David Ramirez | 7 October 2020
Global supply chain security after Covid-19: Potential outlook
David Ramirez took part in an expert panel discussion in August 2020 as part of The Azure Forum for Contemporary Security Strategy 2020 series on ‘Peace, security and defence during and beyond the Covid-19 Crisis: Lessons for future global crises’, with support from University College Dublin. Covid-19 has brought about dramatic changes for global trade and international supply chains. As some countries seek to decouple from China to reduce their supply chain risks, this alternative seems unrealistic, both in economic and geopolitical terms.
Covid-19 brought dramatic changes for global trade and international supply chains. The impact of the pandemic is unprecedented: world trade is expected to fall by 13 per cent to 32 per cent in 2020, according to World Trade Organisation forecasts, a figure not seen even during the Great Recession of the late 2000s.
Meanwhile, supply and demand shocks prompted by the Covid-19 outbreak created temporary strains on global supply chains as business closed to comply with lockdown orders, and as consumers increased panic purchases to increase their provisions of foods, cleaning supplies and personal protection equipment (PPE). Although these temporary restraints had been somewhat overcome by the end of the first half of 2020, there is the risk that new waves of Covid-19 contagions could boost panic purchases again, thus reviving pressures on supply chains. Further, some changes in consumer habits (such as working or dining from home) are deemed to have permanent effects on production processes and supply chain configurations.
Government calls to relocate supply chains: Time consuming and costly
While many firms have responded to the impact of Covid-19 on supply chains by finding alternative suppliers and by accelerating previously ongoing digitalisation efforts, some other corporations are attending government calls for the relocation of their production process, either domestically or regionally. This is a difficult process that takes time and requires considerable costs. In the meantime, governments – most prominently the U.S. administration, but also key manufacturers in Asia such as Japan and South Korea – appear keen to reduce their dependence from other nations, particularly China and more specifically in relation to pharmaceutical products and medical equipment.
In this context, for example, the U.S. has announced an Economic Prosperity Network (EPN), which targets Australia, Japan, New Zealand, South Korea and Vietnam as potential new sources of manufacturers from Asia. The U.S. has also announced measures to force U.S. government entities to buy pharmaceuticals and medical products made only in the United States. Japan, too, has launched a US$2 billion plan to subsidise Japanese manufacturers that relocate to their home country, and a US$230 million programme to foster relocation from China to other nations in Southeast Asia. Finally, South Korea has launched a US$95 billion “New Deal” to improve its infrastructure for the relocation of firms in their homeland.

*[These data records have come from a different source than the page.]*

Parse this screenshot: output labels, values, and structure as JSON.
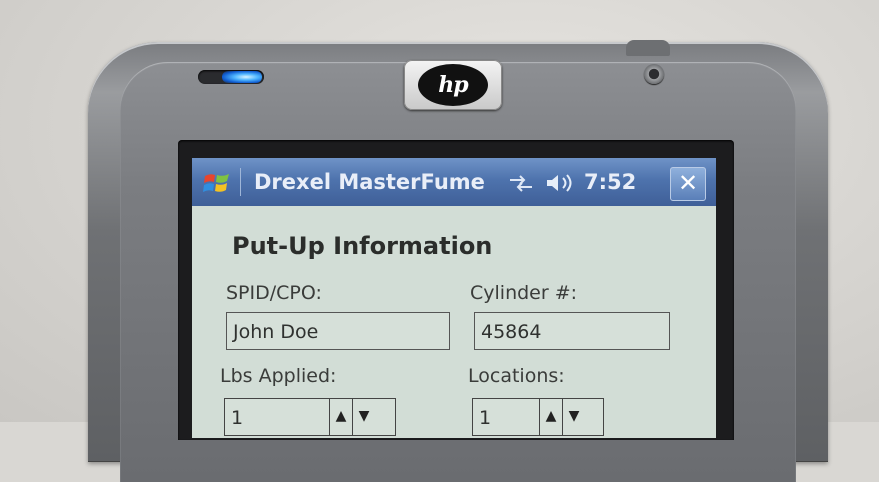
{
  "device": {
    "brand_logo": "hp",
    "led_color": "#3aa8ff"
  },
  "taskbar": {
    "title": "Drexel MasterFume",
    "time": "7:52",
    "close_label": "✕",
    "start_icon": "windows-flag-icon",
    "connectivity_icon": "sync-arrows-icon",
    "volume_icon": "speaker-icon"
  },
  "form": {
    "heading": "Put-Up Information",
    "spid_label": "SPID/CPO:",
    "spid_value": "John Doe",
    "cylinder_label": "Cylinder #:",
    "cylinder_value": "45864",
    "lbs_label": "Lbs Applied:",
    "lbs_value": "1",
    "locations_label": "Locations:",
    "locations_value": "1",
    "spin_up": "▲",
    "spin_down": "▼"
  }
}
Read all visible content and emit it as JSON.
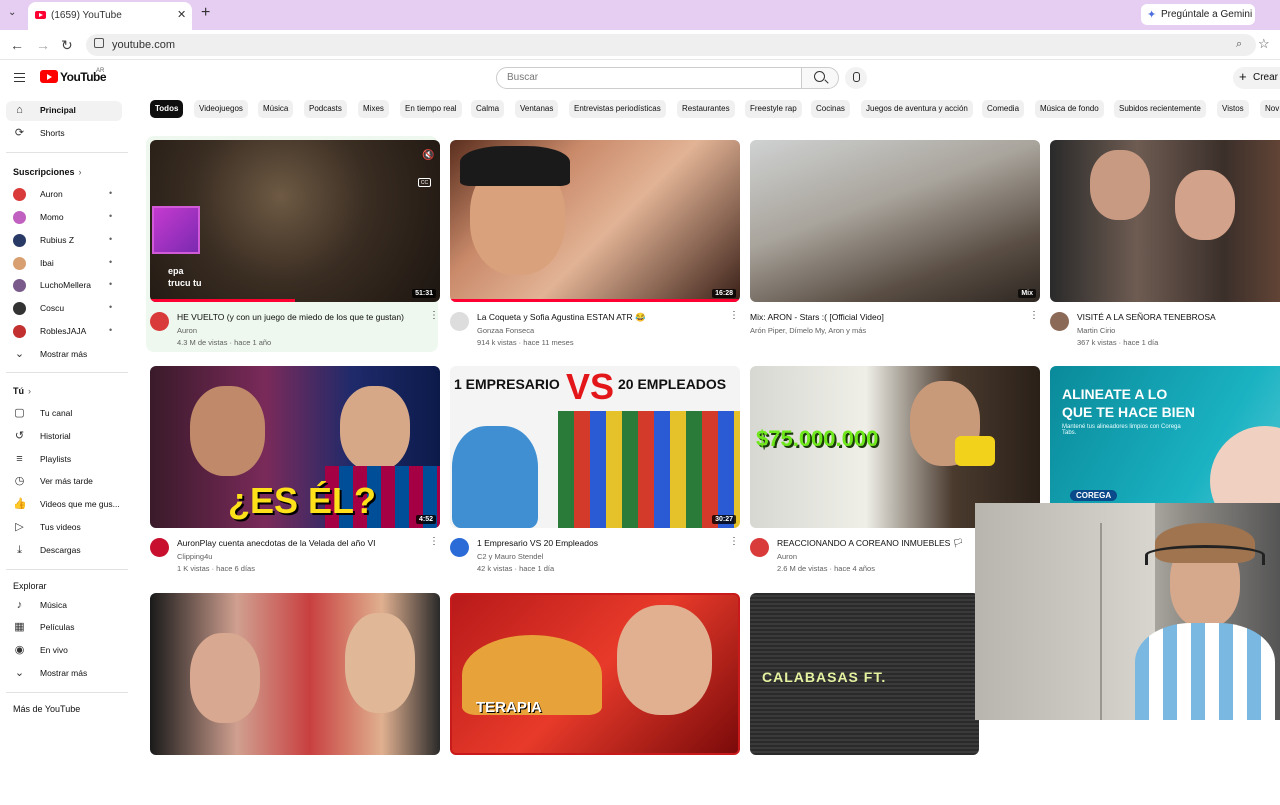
{
  "browser": {
    "tab_title": "(1659) YouTube",
    "url": "youtube.com",
    "gemini_label": "Pregúntale a Gemini"
  },
  "masthead": {
    "logo_text": "YouTube",
    "country_code": "AR",
    "search_placeholder": "Buscar",
    "create_label": "Crear"
  },
  "sidebar": {
    "main": [
      {
        "label": "Principal",
        "icon": "home-icon"
      },
      {
        "label": "Shorts",
        "icon": "shorts-icon"
      }
    ],
    "subscriptions_header": "Suscripciones",
    "subscriptions": [
      {
        "label": "Auron",
        "color": "#d93a3a"
      },
      {
        "label": "Momo",
        "color": "#c060c0"
      },
      {
        "label": "Rubius Z",
        "color": "#2a3a66"
      },
      {
        "label": "Ibai",
        "color": "#d8a070"
      },
      {
        "label": "LuchoMellera",
        "color": "#7a5a8a"
      },
      {
        "label": "Coscu",
        "color": "#333333"
      },
      {
        "label": "RoblesJAJA",
        "color": "#c23030"
      }
    ],
    "show_more": "Mostrar más",
    "you_header": "Tú",
    "you": [
      {
        "label": "Tu canal",
        "icon": "channel-icon"
      },
      {
        "label": "Historial",
        "icon": "history-icon"
      },
      {
        "label": "Playlists",
        "icon": "playlists-icon"
      },
      {
        "label": "Ver más tarde",
        "icon": "watch-later-icon"
      },
      {
        "label": "Videos que me gus...",
        "icon": "like-icon"
      },
      {
        "label": "Tus videos",
        "icon": "your-videos-icon"
      },
      {
        "label": "Descargas",
        "icon": "download-icon"
      }
    ],
    "explore_header": "Explorar",
    "explore": [
      {
        "label": "Música",
        "icon": "music-icon"
      },
      {
        "label": "Películas",
        "icon": "movies-icon"
      },
      {
        "label": "En vivo",
        "icon": "live-icon"
      }
    ],
    "show_more_2": "Mostrar más",
    "more_header": "Más de YouTube"
  },
  "chips": [
    "Todos",
    "Videojuegos",
    "Música",
    "Podcasts",
    "Mixes",
    "En tiempo real",
    "Calma",
    "Ventanas",
    "Entrevistas periodísticas",
    "Restaurantes",
    "Freestyle rap",
    "Cocinas",
    "Juegos de aventura y acción",
    "Comedia",
    "Música de fondo",
    "Subidos recientemente",
    "Vistos",
    "Nov"
  ],
  "videos": [
    {
      "title": "HE VUELTO (y con un juego de miedo de los que te gustan)",
      "channel": "Auron",
      "meta": "4.3 M de vistas · hace 1 año",
      "duration": "51:31",
      "thumb_caption": "epa\ntrucu tu",
      "avatar_color": "#d93a3a"
    },
    {
      "title": "La Coqueta y Sofia Agustina ESTAN ATR 😂",
      "channel": "Gonzaa Fonseca",
      "meta": "914 k vistas · hace 11 meses",
      "duration": "16:28",
      "avatar_color": "#dddddd"
    },
    {
      "title": "Mix: ARON - Stars :( [Official Video]",
      "channel": "Arón Piper, Dímelo My, Aron y más",
      "meta": "",
      "duration": "Mix"
    },
    {
      "title": "VISITÉ A LA SEÑORA TENEBROSA",
      "channel": "Martin Cirio",
      "meta": "367 k vistas · hace 1 día",
      "duration": "",
      "avatar_color": "#8c6a58"
    },
    {
      "title": "AuronPlay cuenta anecdotas de la Velada del año VI",
      "channel": "Clipping4u",
      "meta": "1 K vistas · hace 6 días",
      "duration": "4:52",
      "thumb_caption": "¿ES ÉL?",
      "avatar_color": "#c8102e"
    },
    {
      "title": "1 Empresario VS 20 Empleados",
      "channel": "C2 y Mauro Stendel",
      "meta": "42 k vistas · hace 1 día",
      "duration": "30:27",
      "thumb_caption_left": "1 EMPRESARIO",
      "thumb_caption_vs": "VS",
      "thumb_caption_right": "20 EMPLEADOS",
      "avatar_color": "#2a6bd8"
    },
    {
      "title": "REACCIONANDO A COREANO INMUEBLES 🏳",
      "channel": "Auron",
      "meta": "2.6 M de vistas · hace 4 años",
      "duration": "",
      "thumb_caption": "$75.000.000",
      "avatar_color": "#d93a3a"
    },
    {
      "title": "",
      "channel": "",
      "meta": "",
      "duration": "",
      "thumb_caption_line1": "ALINEATE A LO",
      "thumb_caption_line2": "QUE TE HACE BIEN",
      "thumb_caption_small": "Mantené tus alineadores limpios con Corega Tabs.",
      "thumb_brand": "COREGA"
    },
    {
      "title": "",
      "channel": "",
      "meta": "",
      "duration": ""
    },
    {
      "title": "",
      "channel": "",
      "meta": "",
      "duration": "",
      "thumb_caption": "TERAPIA"
    },
    {
      "title": "",
      "channel": "",
      "meta": "",
      "duration": "",
      "thumb_caption": "CALABASAS FT."
    }
  ]
}
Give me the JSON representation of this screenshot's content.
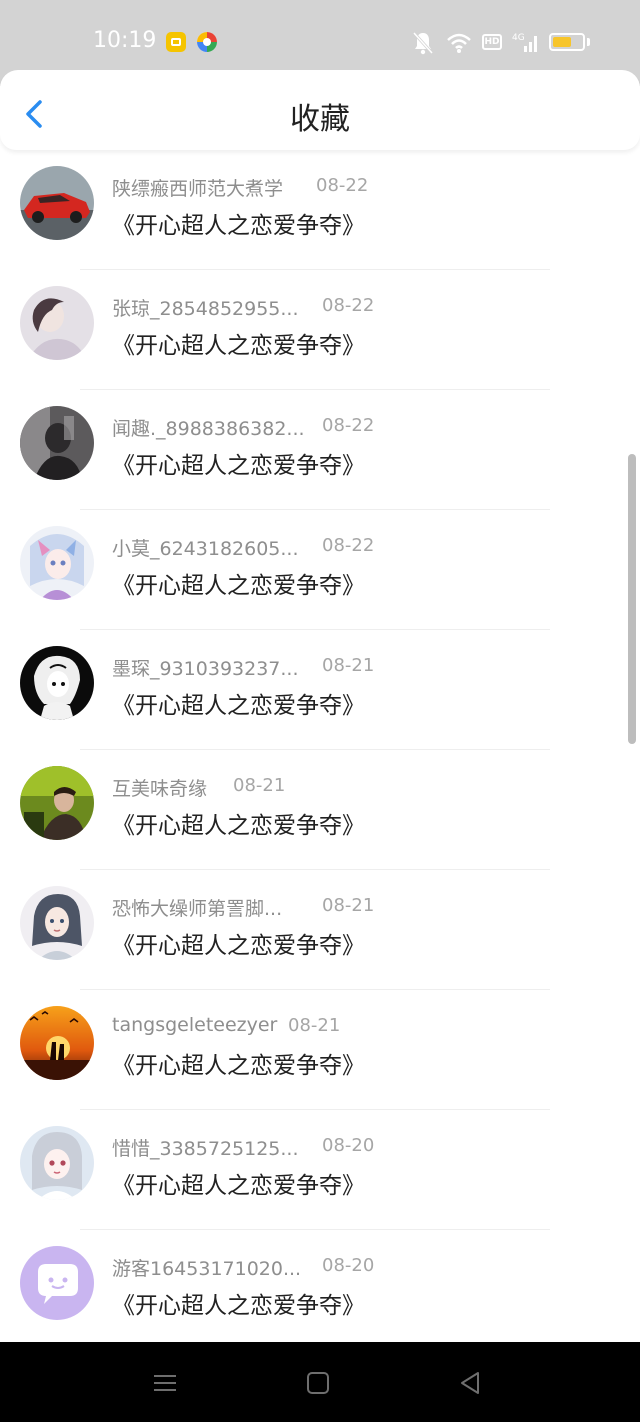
{
  "status_bar": {
    "time": "10:19",
    "icons": [
      "notes-app-icon",
      "browser-app-icon",
      "mute-icon",
      "wifi-icon",
      "hd-icon",
      "signal-4g-icon",
      "battery-icon"
    ],
    "hd_label": "HD",
    "signal_label": "4G",
    "battery_level": 0.65,
    "battery_color": "#f7c52b"
  },
  "header": {
    "title": "收藏",
    "back_icon": "back-arrow-icon",
    "accent_color": "#2a8cf0"
  },
  "favorites": [
    {
      "user": "陕缥瘢西师范大煮学",
      "date": "08-22",
      "title": "《开心超人之恋爱争夺》",
      "avatar": "red-car-avatar"
    },
    {
      "user": "张琼_2854852955...",
      "date": "08-22",
      "title": "《开心超人之恋爱争夺》",
      "avatar": "woman-photo-avatar"
    },
    {
      "user": "闻趣._8988386382...",
      "date": "08-22",
      "title": "《开心超人之恋爱争夺》",
      "avatar": "dark-photo-avatar"
    },
    {
      "user": "小莫_6243182605...",
      "date": "08-22",
      "title": "《开心超人之恋爱争夺》",
      "avatar": "anime-girl-avatar"
    },
    {
      "user": "墨琛_9310393237...",
      "date": "08-21",
      "title": "《开心超人之恋爱争夺》",
      "avatar": "black-white-anime-avatar"
    },
    {
      "user": "互美味奇缘",
      "date": "08-21",
      "title": "《开心超人之恋爱争夺》",
      "avatar": "green-photo-avatar"
    },
    {
      "user": "恐怖大缲师第詈脚...",
      "date": "08-21",
      "title": "《开心超人之恋爱争夺》",
      "avatar": "illustration-girl-avatar"
    },
    {
      "user": "tangsgeleteezyer",
      "date": "08-21",
      "title": "《开心超人之恋爱争夺》",
      "avatar": "sunset-couple-avatar"
    },
    {
      "user": "惜惜_3385725125...",
      "date": "08-20",
      "title": "《开心超人之恋爱争夺》",
      "avatar": "anime-portrait-avatar"
    },
    {
      "user": "游客16453171020...",
      "date": "08-20",
      "title": "《开心超人之恋爱争夺》",
      "avatar": "default-chat-avatar"
    }
  ],
  "nav_bar": {
    "buttons": [
      "menu-icon",
      "home-icon",
      "back-triangle-icon"
    ]
  }
}
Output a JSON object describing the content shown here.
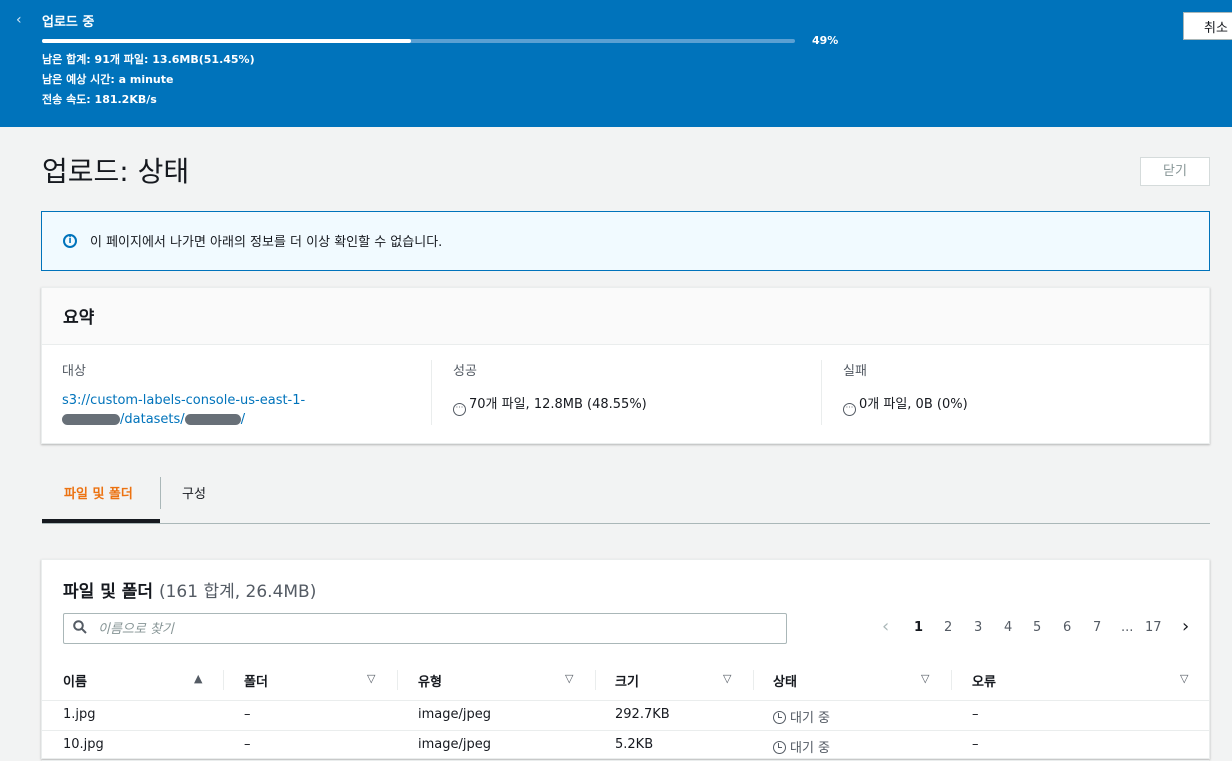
{
  "banner": {
    "title": "업로드 중",
    "progress_percent": 49,
    "percent_label": "49%",
    "remaining": "남은 합계: 91개 파일: 13.6MB(51.45%)",
    "eta": "남은 예상 시간: a minute",
    "speed": "전송 속도: 181.2KB/s",
    "cancel_label": "취소",
    "collapse_glyph": "‹"
  },
  "page": {
    "title": "업로드: 상태",
    "close_label": "닫기"
  },
  "info": {
    "icon": "info-icon",
    "text": "이 페이지에서 나가면 아래의 정보를 더 이상 확인할 수 없습니다."
  },
  "summary": {
    "heading": "요약",
    "destination_label": "대상",
    "destination_line1": "s3://custom-labels-console-us-east-1-",
    "destination_mid": "/datasets/",
    "destination_end": "/",
    "success_label": "성공",
    "success_value": "70개 파일, 12.8MB (48.55%)",
    "failed_label": "실패",
    "failed_value": "0개 파일, 0B (0%)"
  },
  "tabs": [
    {
      "label": "파일 및 폴더",
      "active": true
    },
    {
      "label": "구성",
      "active": false
    }
  ],
  "files": {
    "heading": "파일 및 폴더",
    "count": "(161 합계, 26.4MB)",
    "search_placeholder": "이름으로 찾기",
    "pages": [
      "1",
      "2",
      "3",
      "4",
      "5",
      "6",
      "7",
      "...",
      "17"
    ],
    "current_page": "1",
    "columns": [
      "이름",
      "폴더",
      "유형",
      "크기",
      "상태",
      "오류"
    ],
    "rows": [
      {
        "name": "1.jpg",
        "folder": "–",
        "type": "image/jpeg",
        "size": "292.7KB",
        "status": "대기 중",
        "error": "–"
      },
      {
        "name": "10.jpg",
        "folder": "–",
        "type": "image/jpeg",
        "size": "5.2KB",
        "status": "대기 중",
        "error": "–"
      }
    ]
  },
  "colors": {
    "banner": "#0073bb",
    "accent_tab": "#ec7211",
    "link": "#0073bb"
  }
}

The above said, decoupling from China, the world’s factory, seems impractical and, for the most part, unviable. Although China has lost some competitive edge to a number of “rising stars” in Asia and other parts of the world—including India, Indonesia, Thailand, Vietnam and Mexico—it still offers very attractive conditions for manufacturing such as its state of the art physical and technological infrastructure, as well as access to its domestic market of nearly 1.4 billion consumers. Further, even if final manufacturing were to be relocated out of China, the country will still play a key role as second and third tier supplier of inputs and parts for the aforementioned “rising stars”.
Geopolitics will limit full decoupling from China
Geopolitics also plays a role in limiting a potential full decoupling from China. None of the rising stars in Southeast Asia, or even Japan and South Korea, can afford to fully align with the U.S. and risk upsetting the most influential economy in their own region. Moreover, China is clearly displaying a strategy to strengthen its political and economic influence in the region. On the diplomatic side, it has recently been sending medical aid and doctors to support the fight against Covid-19 in countries such as Indonesia, one of these rising Southeast Asian stars. Furthermore, for the past several years China has been developing its Belt and Road Initiative (BRI), seen by many as a modern Silk Road to increase its influence across Asia and some parts of Northern Africa and Eastern Europe. Notably, China itself is aiming to reduce its dependence from other countries like the U.S., as evident from its “Made in China 2025” strategy which seeks to increase domestic production of high-tech products.
In sum, firms will have to be creative and invest significantly to re-design their supply chains if they want to increase product reliability, rather than only reduce costs. Countries such as the U.S. will have to provide significant fiscal incentives if they want U.S. firms to relocate to domestic soil, as the economic rationale says that China basically remains the best option for manufacturing.
Relocation, in this context, will probably work only for highly “strategic” industries, such as pharmaceuticals and medical equipment, but the cost of the incentives will likely end up being borne by consumers. Likewise, there is the risk that governments decide to increase protectionism to promote manufacturing relocation, which will also end up deterring consumer welfare.
ABOUT THE AUTHOR
David Ramirez is a consultant for socio-political and economic affairs. He holds a MSc in Economics and PGDip in International Relations. Mr Ramirez regularly writes for outlets, such as The Economist Intelligence Unit and Latin Trade magazine.